Are You at Risk for Carpal Passage Syndrome?
According to the Mayo Clinic, the risk aspects for CTS consist of:
Anatomical Problems: Fracture, dislocation, or arthritis that damages the small bones in the wrist can modify the room within the carpal passage, adding extreme pressure on the average nerve.
Gender: Given that the carpal passage area is reasonably smaller in ladies compared to in males, females are extra susceptible to CTS.
Chronic Conditions: Persistent illnesses, such as diabetes, obesity, swelling, rheumatoid arthritis, or liquid retention, could boost the stress within the carpal tunnel, impact the lining around the ligaments and also aggravate the median nerve, resulting in damages to the nerve.
Repetitive Movements: Individuals that are most in jeopardy for experiencing the signs of CTS consist of, but are not limited to, those that regularly perform these jobs: driving long ranges, computer key-board keying, making use of devices that generate vibrations in the hand, repetitive production line job, and also constant knitting and also embroidery.
Symptoms of CTS include tingling as well as feeling numb in the thumb, index and middle finger (typical nerve distribution), burning, discomfort, and also weakness in the fingers and also hand, hurting in the forearm that could emit to the shoulder, as well as clumsiness or a weak hold.

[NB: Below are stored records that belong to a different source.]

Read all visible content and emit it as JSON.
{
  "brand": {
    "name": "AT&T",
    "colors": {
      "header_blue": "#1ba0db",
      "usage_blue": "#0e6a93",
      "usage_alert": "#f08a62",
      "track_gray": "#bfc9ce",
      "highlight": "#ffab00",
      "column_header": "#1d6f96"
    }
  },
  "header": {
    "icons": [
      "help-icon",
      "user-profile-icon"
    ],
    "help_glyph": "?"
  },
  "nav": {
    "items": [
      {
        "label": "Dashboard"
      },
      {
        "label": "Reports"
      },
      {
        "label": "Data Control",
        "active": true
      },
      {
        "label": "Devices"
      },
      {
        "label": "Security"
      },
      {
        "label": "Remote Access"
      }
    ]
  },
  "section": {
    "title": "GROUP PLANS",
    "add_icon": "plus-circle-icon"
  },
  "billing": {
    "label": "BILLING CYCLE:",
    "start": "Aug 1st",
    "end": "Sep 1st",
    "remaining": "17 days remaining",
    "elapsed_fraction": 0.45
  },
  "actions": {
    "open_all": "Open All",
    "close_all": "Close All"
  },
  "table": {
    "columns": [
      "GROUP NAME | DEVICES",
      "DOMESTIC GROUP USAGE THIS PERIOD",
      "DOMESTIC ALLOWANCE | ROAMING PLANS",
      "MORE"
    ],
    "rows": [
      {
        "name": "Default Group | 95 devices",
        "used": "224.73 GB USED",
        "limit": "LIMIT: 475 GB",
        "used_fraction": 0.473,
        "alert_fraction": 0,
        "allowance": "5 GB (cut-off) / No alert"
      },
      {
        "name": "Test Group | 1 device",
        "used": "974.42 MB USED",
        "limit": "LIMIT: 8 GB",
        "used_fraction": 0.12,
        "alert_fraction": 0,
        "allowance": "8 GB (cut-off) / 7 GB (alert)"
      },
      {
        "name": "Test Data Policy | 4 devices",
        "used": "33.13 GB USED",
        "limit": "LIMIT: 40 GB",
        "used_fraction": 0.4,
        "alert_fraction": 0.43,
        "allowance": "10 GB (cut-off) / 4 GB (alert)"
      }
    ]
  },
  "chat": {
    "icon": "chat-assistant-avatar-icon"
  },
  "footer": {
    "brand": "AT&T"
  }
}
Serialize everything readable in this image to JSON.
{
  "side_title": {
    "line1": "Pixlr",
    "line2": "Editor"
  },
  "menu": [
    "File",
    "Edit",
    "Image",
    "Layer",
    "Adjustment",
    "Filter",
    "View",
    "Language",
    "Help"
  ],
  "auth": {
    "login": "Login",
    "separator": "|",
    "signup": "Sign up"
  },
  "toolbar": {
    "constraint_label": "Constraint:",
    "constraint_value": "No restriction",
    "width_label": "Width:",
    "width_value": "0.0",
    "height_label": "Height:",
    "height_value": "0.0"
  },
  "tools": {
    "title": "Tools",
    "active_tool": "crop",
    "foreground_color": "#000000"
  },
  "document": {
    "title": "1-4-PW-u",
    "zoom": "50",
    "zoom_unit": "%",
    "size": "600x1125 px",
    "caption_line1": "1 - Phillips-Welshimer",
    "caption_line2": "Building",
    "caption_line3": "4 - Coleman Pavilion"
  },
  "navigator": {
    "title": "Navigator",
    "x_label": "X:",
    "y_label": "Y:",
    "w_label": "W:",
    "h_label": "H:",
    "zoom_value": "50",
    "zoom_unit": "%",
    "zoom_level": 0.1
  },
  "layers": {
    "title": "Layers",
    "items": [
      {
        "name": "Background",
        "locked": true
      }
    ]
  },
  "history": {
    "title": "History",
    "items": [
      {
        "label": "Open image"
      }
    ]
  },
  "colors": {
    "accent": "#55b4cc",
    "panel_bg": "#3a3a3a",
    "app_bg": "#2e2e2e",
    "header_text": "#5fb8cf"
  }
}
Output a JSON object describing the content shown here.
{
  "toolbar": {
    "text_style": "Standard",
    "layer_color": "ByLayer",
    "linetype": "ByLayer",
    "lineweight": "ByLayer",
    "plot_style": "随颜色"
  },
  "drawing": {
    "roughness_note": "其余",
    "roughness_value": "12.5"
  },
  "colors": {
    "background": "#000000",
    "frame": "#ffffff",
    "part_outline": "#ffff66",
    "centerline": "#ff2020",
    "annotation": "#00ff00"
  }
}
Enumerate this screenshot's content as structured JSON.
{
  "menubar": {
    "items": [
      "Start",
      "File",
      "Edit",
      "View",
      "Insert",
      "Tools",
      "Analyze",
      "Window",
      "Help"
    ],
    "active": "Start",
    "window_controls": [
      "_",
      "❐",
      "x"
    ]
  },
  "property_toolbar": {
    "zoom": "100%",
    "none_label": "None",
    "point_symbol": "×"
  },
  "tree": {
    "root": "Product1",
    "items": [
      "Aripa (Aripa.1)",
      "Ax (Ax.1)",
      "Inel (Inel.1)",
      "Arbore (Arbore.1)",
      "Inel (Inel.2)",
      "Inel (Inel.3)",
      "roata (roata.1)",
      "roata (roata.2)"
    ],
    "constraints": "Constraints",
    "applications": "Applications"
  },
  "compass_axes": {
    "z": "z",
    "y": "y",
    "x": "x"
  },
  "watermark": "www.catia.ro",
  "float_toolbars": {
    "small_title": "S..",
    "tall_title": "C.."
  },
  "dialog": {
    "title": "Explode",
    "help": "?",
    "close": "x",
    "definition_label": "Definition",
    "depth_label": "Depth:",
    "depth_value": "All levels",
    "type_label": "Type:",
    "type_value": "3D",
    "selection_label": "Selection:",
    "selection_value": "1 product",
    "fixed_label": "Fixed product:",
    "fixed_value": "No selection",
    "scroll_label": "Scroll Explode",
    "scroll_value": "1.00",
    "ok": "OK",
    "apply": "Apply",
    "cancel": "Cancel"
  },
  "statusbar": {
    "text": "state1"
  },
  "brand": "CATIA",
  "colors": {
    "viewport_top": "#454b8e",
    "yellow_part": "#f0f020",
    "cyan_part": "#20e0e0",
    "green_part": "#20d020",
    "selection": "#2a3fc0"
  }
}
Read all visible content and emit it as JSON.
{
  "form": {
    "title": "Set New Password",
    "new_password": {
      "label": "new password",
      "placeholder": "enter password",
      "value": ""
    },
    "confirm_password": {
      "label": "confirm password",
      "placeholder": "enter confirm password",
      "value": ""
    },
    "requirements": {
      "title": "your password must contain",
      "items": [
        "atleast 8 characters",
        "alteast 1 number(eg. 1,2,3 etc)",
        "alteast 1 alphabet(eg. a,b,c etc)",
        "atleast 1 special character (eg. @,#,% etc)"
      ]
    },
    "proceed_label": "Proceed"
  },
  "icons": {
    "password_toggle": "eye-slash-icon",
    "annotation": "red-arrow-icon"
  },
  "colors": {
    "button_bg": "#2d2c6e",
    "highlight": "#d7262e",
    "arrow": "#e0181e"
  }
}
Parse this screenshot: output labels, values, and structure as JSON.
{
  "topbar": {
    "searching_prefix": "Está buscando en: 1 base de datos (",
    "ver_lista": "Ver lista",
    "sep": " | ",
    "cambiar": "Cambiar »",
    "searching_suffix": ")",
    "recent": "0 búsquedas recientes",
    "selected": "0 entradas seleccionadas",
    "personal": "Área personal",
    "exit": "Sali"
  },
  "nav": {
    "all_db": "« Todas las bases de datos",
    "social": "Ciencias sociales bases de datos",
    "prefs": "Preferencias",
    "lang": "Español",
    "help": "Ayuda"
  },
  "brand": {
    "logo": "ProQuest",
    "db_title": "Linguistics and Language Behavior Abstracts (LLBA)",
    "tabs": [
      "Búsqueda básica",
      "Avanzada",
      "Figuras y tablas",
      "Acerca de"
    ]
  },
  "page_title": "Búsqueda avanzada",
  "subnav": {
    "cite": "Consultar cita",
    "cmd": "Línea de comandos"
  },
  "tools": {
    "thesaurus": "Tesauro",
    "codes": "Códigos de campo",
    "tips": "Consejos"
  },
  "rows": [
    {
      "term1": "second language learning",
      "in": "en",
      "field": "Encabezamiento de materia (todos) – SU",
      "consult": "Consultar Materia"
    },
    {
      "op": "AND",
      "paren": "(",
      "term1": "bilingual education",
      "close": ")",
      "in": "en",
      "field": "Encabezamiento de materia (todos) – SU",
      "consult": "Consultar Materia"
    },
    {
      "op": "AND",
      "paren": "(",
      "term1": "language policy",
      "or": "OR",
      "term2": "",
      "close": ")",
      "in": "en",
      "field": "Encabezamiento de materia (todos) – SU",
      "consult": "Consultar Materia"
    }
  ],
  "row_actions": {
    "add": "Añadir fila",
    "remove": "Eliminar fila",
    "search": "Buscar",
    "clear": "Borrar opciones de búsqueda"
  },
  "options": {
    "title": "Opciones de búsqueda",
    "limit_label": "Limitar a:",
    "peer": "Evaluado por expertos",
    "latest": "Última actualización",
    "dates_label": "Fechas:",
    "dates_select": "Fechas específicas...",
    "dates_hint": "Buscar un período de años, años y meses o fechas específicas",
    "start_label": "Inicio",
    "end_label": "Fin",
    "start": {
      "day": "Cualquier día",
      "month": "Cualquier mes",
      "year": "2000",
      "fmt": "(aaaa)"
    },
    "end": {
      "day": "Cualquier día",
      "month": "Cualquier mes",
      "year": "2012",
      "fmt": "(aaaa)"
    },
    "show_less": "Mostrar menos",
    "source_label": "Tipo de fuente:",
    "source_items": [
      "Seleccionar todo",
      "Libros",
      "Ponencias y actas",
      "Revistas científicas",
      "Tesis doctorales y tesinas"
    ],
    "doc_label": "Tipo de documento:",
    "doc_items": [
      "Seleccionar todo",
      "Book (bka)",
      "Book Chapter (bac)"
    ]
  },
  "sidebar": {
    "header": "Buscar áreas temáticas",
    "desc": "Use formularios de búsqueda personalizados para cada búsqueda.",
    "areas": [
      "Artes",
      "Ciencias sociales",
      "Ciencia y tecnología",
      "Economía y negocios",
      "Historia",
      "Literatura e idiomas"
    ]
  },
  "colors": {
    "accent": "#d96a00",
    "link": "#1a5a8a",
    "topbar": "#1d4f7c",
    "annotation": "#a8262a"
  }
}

The pins and needles might become constant over time.
Treatment of CTS entails incapacitating the wrist in a splint to decrease or stop pressure on the nerves. Individuals are occasionally offered anti-inflammatory medications or injections of cortisone in the wrist to reduce the swelling. A small percentage of clients may also need surgery. Not just are the therapy procedures pricey, however these clinical treatments have likewise consulted with mixed success, particularly when the influenced individual returns to the very same working conditions.
A New Research Shows That Yoga Could Help
Many yoga exercise settings entail deep extending and also as such can aid the recurring injury conditions like carpal tunnel disorder. A scientific research study, Yoga-Based Intervention for Repetitive Strain Injury, released in the distinguished Journal of the American Medical Association, wrapped up that without a doubt a yoga-based regimen is useful in alleviating CTS symptoms. This research study was led by Dr. Marian Garfinkel, an elderly Iyengar yoga exercise teacher with over 30 years of experience.
The writers arbitrarily divided 42 individuals with repetitive strain injury right into treatment and control teams. The control group got a splint to incapacitate the joint. The therapy group practiced 11 yoga postures two times weekly for eight weeks. The postures were made for enhancing, stretching, and balancing each joint in the top body, in addition to relaxation.
After eight weeks, when the groups were evaluated to gauge the intensity of repetitive strain injury, the group that exercised the yoga postures saw substantial renovations in pain as well as hold stamina, offering support to the method of yoga asanas in promoting wrist healing as well as rejuvenation. Because CTS worsens largely with improper placement, yoga asanas could prevent CTS by counteracting the repetitive movements that created the misalignments.